The various guidelines and strategic plans have not produced major actions. Most food policy recommendation have been successfully opposed by the food industry including universal including front-of-pack traffic light labelling systems.
Unlike other epidemics and health problems such as tobacco abuse, smallpox, and many infectious diseases, no country has introduced public health measures that have worked to reduce weight gains and obesity rates in their populations. The epidemic continues unabated. Obese people are dying early. Excess weight is a huge burden on the health systems, but no substantial direct action has occurred.
Again the Lancet study confirmed what everyone who has dieted or tried to lose weight already knows - It is hard to Lose weight and it takes a Long, Long Time.
A study of about 22,000 men and women aged from 20 to 69 years over a 5 year period showed a mean annual weight gain of about 390 g in men and 400 g in women ( See this study )

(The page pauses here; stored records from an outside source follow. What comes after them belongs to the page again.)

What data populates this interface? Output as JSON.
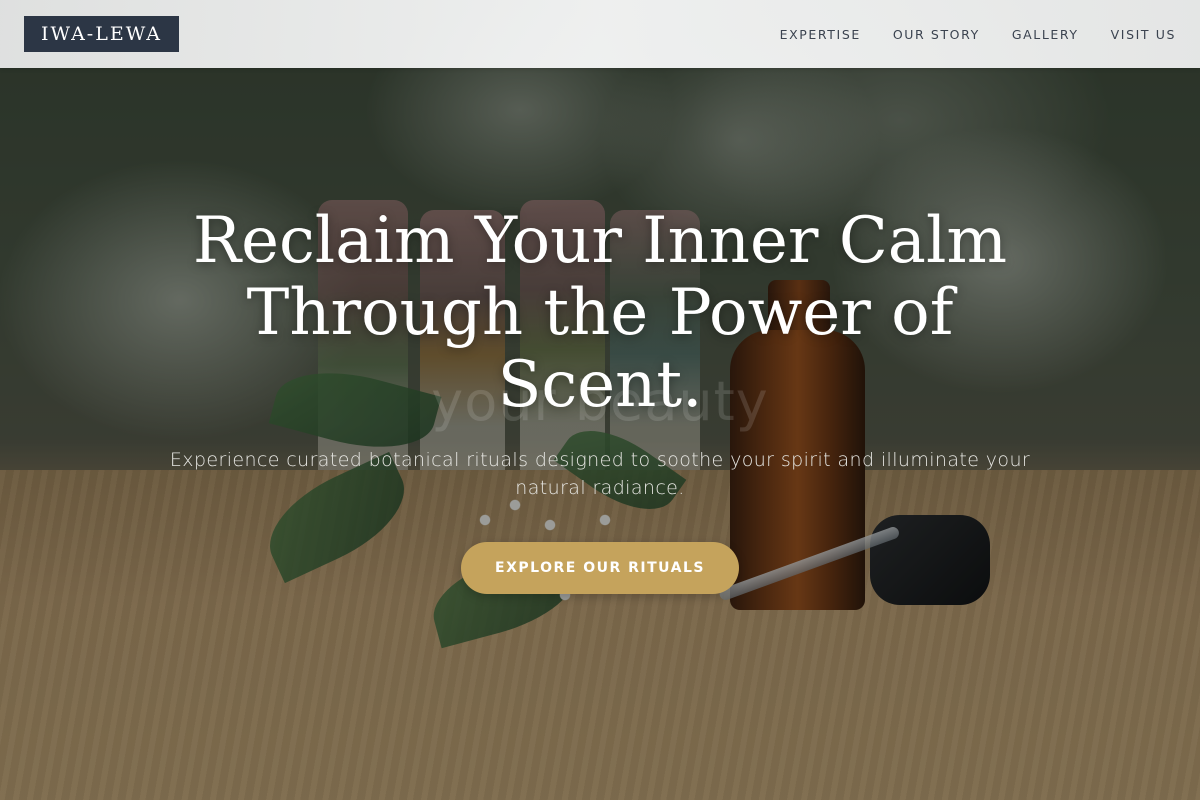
{
  "header": {
    "logo_text": "IWA-LEWA",
    "nav": [
      {
        "label": "EXPERTISE"
      },
      {
        "label": "OUR STORY"
      },
      {
        "label": "GALLERY"
      },
      {
        "label": "VISIT US"
      }
    ]
  },
  "hero": {
    "headline": "Reclaim Your Inner Calm Through the Power of Scent.",
    "ghost_text": "your beauty",
    "subtitle": "Experience curated botanical rituals designed to soothe your spirit and illuminate your natural radiance.",
    "cta_label": "EXPLORE OUR RITUALS",
    "background_image": "essential-oil-bottles-with-white-flowers-on-wooden-table"
  },
  "colors": {
    "logo_bg": "#2c3645",
    "cta_bg": "#c5a35c",
    "nav_text": "#3b4350",
    "header_bg": "#f3f4f4"
  }
}
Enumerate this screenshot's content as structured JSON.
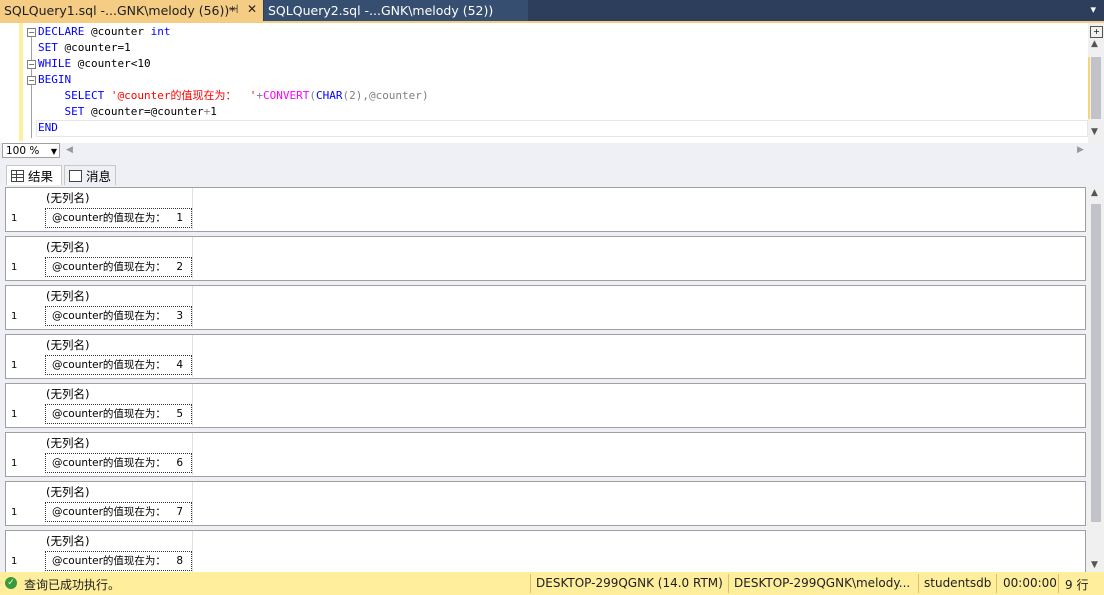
{
  "tabs": [
    {
      "title": "SQLQuery1.sql -...GNK\\melody (56))*",
      "pin": "⊣",
      "close": "✕"
    },
    {
      "title": "SQLQuery2.sql -...GNK\\melody (52))"
    }
  ],
  "editor": {
    "lines": [
      {
        "segments": [
          {
            "t": "DECLARE",
            "c": "kw"
          },
          {
            "t": " @counter ",
            "c": ""
          },
          {
            "t": "int",
            "c": "kw"
          }
        ]
      },
      {
        "segments": [
          {
            "t": "SET",
            "c": "kw"
          },
          {
            "t": " @counter=1",
            "c": ""
          }
        ]
      },
      {
        "segments": [
          {
            "t": "WHILE",
            "c": "kw"
          },
          {
            "t": " @counter<10",
            "c": ""
          }
        ]
      },
      {
        "segments": [
          {
            "t": "BEGIN",
            "c": "kw"
          }
        ]
      },
      {
        "segments": [
          {
            "t": "    ",
            "c": ""
          },
          {
            "t": "SELECT",
            "c": "kw"
          },
          {
            "t": " '@counter的值现在为：  '",
            "c": "str"
          },
          {
            "t": "+",
            "c": "gray"
          },
          {
            "t": "CONVERT",
            "c": "fn"
          },
          {
            "t": "(",
            "c": "gray"
          },
          {
            "t": "CHAR",
            "c": "kw"
          },
          {
            "t": "(2),@counter",
            "c": "gray"
          },
          {
            "t": ")",
            "c": "gray"
          }
        ]
      },
      {
        "segments": [
          {
            "t": "    ",
            "c": ""
          },
          {
            "t": "SET",
            "c": "kw"
          },
          {
            "t": " @counter=@counter",
            "c": ""
          },
          {
            "t": "+",
            "c": "gray"
          },
          {
            "t": "1",
            "c": ""
          }
        ]
      },
      {
        "segments": [
          {
            "t": "END",
            "c": "kw"
          }
        ]
      }
    ]
  },
  "zoom": {
    "value": "100 %"
  },
  "result_tabs": [
    {
      "label": "结果",
      "icon": "grid-icon"
    },
    {
      "label": "消息",
      "icon": "message-icon"
    }
  ],
  "results": [
    {
      "header": "(无列名)",
      "row": "1",
      "text": "@counter的值现在为：",
      "value": "1"
    },
    {
      "header": "(无列名)",
      "row": "1",
      "text": "@counter的值现在为：",
      "value": "2"
    },
    {
      "header": "(无列名)",
      "row": "1",
      "text": "@counter的值现在为：",
      "value": "3"
    },
    {
      "header": "(无列名)",
      "row": "1",
      "text": "@counter的值现在为：",
      "value": "4"
    },
    {
      "header": "(无列名)",
      "row": "1",
      "text": "@counter的值现在为：",
      "value": "5"
    },
    {
      "header": "(无列名)",
      "row": "1",
      "text": "@counter的值现在为：",
      "value": "6"
    },
    {
      "header": "(无列名)",
      "row": "1",
      "text": "@counter的值现在为：",
      "value": "7"
    },
    {
      "header": "(无列名)",
      "row": "1",
      "text": "@counter的值现在为：",
      "value": "8"
    }
  ],
  "status": {
    "message": "查询已成功执行。",
    "server": "DESKTOP-299QGNK (14.0 RTM)",
    "user": "DESKTOP-299QGNK\\melody...",
    "database": "studentsdb",
    "time": "00:00:00",
    "rows": "9 行"
  }
}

A study of 4,769 runners, aged from18 and 50 years showed an average male gained about 3.3 pounds ( 1.5 kg ) per year and about 3/4 inch around the waist every 10 years. The runners gained weight, almost irrespective of the number of miles they ran every week. The added weight built up. In the less than 30 years of age group of runners, about 20 % were moderately overweight after 10 years. In the 45 to 49 years age group, about 30 % became overweight. The study concluded that the only way to offset the seemingly inevitable weight gain is to run a lot more as you get older. Lengthening the running distance by about 1.4 miles per week every year was required to offset the weight gain expected during middle age. Runners who average about 10 miles per week when 30 years of age should more than double their weekly distance to about 24 miles by the age of 40 years, if they want to maintain their original weight.
The Lancet study suggested that to return the average weight of Americans to 1978 levels, would require a sustained energy intake reduction of about 250 Calories a day for the average person. The reduction for obese adults, with BMI of 35 or greater, it would have to be about 500 Calories per day. It is going to take a long time. The Lancet study also showed that the advice given by nutrition and health organisations of the likely rate of weight loss is a myth and is far too optimistic except for extreme diets. This guideline stated that reducing of food intake by 2 MJ per day (480 Calories) will lead to a steady rate of weight loss of 0·5 kg (1.1lb) per week.
A web-based dynamic simulation model, that can be downloaded and installed on your own computer predicts the weight change expected in response to various actions was much slower. On the basis of their model, the Lancet Study suggests the following general guide for an average adult who is overweight:
Every 100 kJ per day ( 25 Calories) reduction in energy intake in food will lead to a loss of about 0.5 kg ( 1.1 lb ) in a year and 1 kg (2.2 lb) in 3 years.
The loss of weight is generally a very slow process with only half of the weight loss occurring after about 1 year and the rest in about 3 years.
This is equivalent to 10 Calories per pound of weight change or 20 Calories per kilogram over three years.
To lose 10 kg (22lb) in a year would require a year of dieting with a calorie reduction of 500 Calories (about 25% of the recommended daily intake). Keeping this reduction up for three years would double the weight loss.
Below are comparisons of actual weight loss records for various Calorie reductions and the model predictions.